Asian Fish (asst.) compatibilitytankmates
Central American (asst.) compatibilitytankmates
Dwarf Gourami compatibilitytankmates
Fancy Guppy compatibilitytankmates
Dwarf Gourami compatibilitytankmates
Killie Fish compatibilitytankmates
Knife Fish compatibilitytankmates
Lake Malawi Cichlid compatibilitytankmates
Lake Tanganyika Cichlid compatibilitytankmates
Lake Victoria Cichlid compatibilitytankmates
South American (asst.) compatibilitytankmates
South American Cichlid compatibilitytankmates
South American Cichlid (dwarf) compatibilitytankmates
West African Cichlid compatibilitytankmates
Mixing fish together in the aquarium can be one of the biggest challenges faced by the hobbyist, especially in aquariums 200 liters and smaller, which is what most of us are dealing with.
Many times a hobbyist brings a fish home, a fish which “the guy at the pet shop said would mix ok”, only to find that this fish doesn’t get along at all with another fish in the aquarium. Learning to predict these situations before they happen often can only come with experience. Hopefully, I can point out some things to consider and some things to avoid, when looking to develop a community of fish in a small glass box.
One thing you have to understand is that fish behave instinctively. You can not “train” a fish to get along with another fish. Fish instinctively are concerned with 2 things: feeding and breeding. When you add a new fish to an aquarium, the established fish now have competition for attracting a mate and for establishing a territory from which to feed. For many fish, this “territory” can be the entire aquarium.
One of the most common mistakes I see aquarists make is to add more than 1 male Gourami to the same aquarium. Almost everyone knows that you can not keep 2 male Betta’s together. But did you know that Gourami’s and Betta’s are very close cousins?
The behavior of 1 male Gourami toward another male Gourami can be nearly as aggressive as when mixing male Betta’s. The reason for this is simple. The male Gourami does not want competition in attracting female Gourami. When another male enters his swimming space he will chase this male viciously until it moves on to another part of the lake or stream. Unfortunately, in the aquarium, the 2nd male Gourami has no place to hide and no place to escape.
The result is constant torment from the first male until one of two things occur: 1) the fish becomes sick and disease spreads throughout your aquarium OR 2) the fish finds a gap in your hood and jumps out of the tank. All of this could be avoided if the aquarist simply purchased 1 male Gourami and multiple females.
Many fish will display similar behavior. You may notice that male Livebearers do not get along all too well. Fortunately, they do not require much space apiece, so you can mix multiple males in an 80 or 100-liter aquarium. But, trying to add 2 male Swordtails in a 40-liter aquarium can sometimes prove difficult. This usually does not apply to schooling fish.
Most Barbs, Danios, Rasboras, and Tetras do not pose a problem when mixing multiple males together. The problem arises when trying to add a new member to the school. Any school of fish will establish a pecking order in the aquarium. The dominant male will take the top spot in the pecking order and is rewarded by being at the center of the feeding area and with having the attention of the dominant female. There is a pecking order present throughout the entire school.

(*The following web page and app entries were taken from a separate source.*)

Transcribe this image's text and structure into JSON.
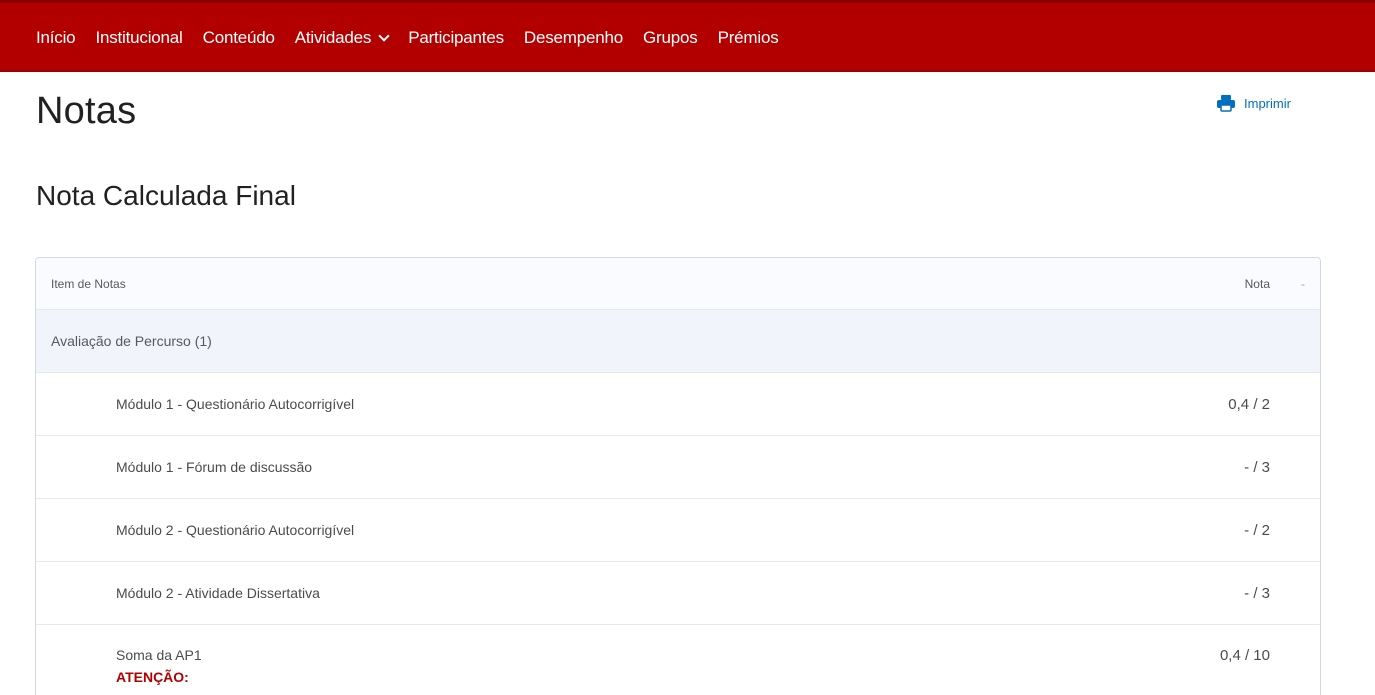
{
  "nav": {
    "items": [
      {
        "label": "Início"
      },
      {
        "label": "Institucional"
      },
      {
        "label": "Conteúdo"
      },
      {
        "label": "Atividades"
      },
      {
        "label": "Participantes"
      },
      {
        "label": "Desempenho"
      },
      {
        "label": "Grupos"
      },
      {
        "label": "Prémios"
      }
    ]
  },
  "header": {
    "title": "Notas",
    "print_label": "Imprimir"
  },
  "section": {
    "title": "Nota Calculada Final"
  },
  "table": {
    "columns": {
      "item": "Item de Notas",
      "grade": "Nota",
      "sort": "-"
    },
    "category": "Avaliação de Percurso (1)",
    "rows": [
      {
        "name": "Módulo 1 - Questionário Autocorrigível",
        "grade": "0,4 / 2"
      },
      {
        "name": "Módulo 1 - Fórum de discussão",
        "grade": "- / 3"
      },
      {
        "name": "Módulo 2 - Questionário Autocorrigível",
        "grade": "- / 2"
      },
      {
        "name": "Módulo 2 - Atividade Dissertativa",
        "grade": "- / 3"
      }
    ],
    "sum": {
      "name": "Soma da AP1",
      "warning": "ATENÇÃO:",
      "grade": "0,4 / 10"
    }
  },
  "colors": {
    "topbar": "#b20000",
    "link": "#006fbf",
    "warning": "#b20000"
  }
}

When you add a new member of this species, the entire school order is disrupted. The established members of the school are healthy and adapted to life in your aquarium. The newly introduced member of the school has not had the opportunity to settle into your aquarium and is stressed from the move. Its odds of survival are questionable at best.
Even if it does survive, odds are good that it will experience so much stress from battling within the school, that it will develop disease shortly after being added.
The easy solution to this problem is to add all of the members of a school to the aquarium on the same day. If you decide to add more members later, then add several more. This will disrupt the school further and allow the new fish to settle into the school with less stress.
Another thing to consider is the order in which you add your fish. Many times 2 fish will do just fine in a tank together, provided you add fish A before you add fish B. This commonly occurs when a hobbyist doesn’t want to spend much money on their starter fish. They go out and buy a small school of Zebra Danios or Black Skirt Tetras.
The problem is these fish can become somewhat nippy toward new additions which have long flowing fins. This means if you want to add Angelfish to your aquarium in the future, you shouldn’t start out with Black Skirts. The solution is simple: make a list of all the fish you wish to keep ahead of time. This will allow you to purchase the fish in an order which will best suit your selections.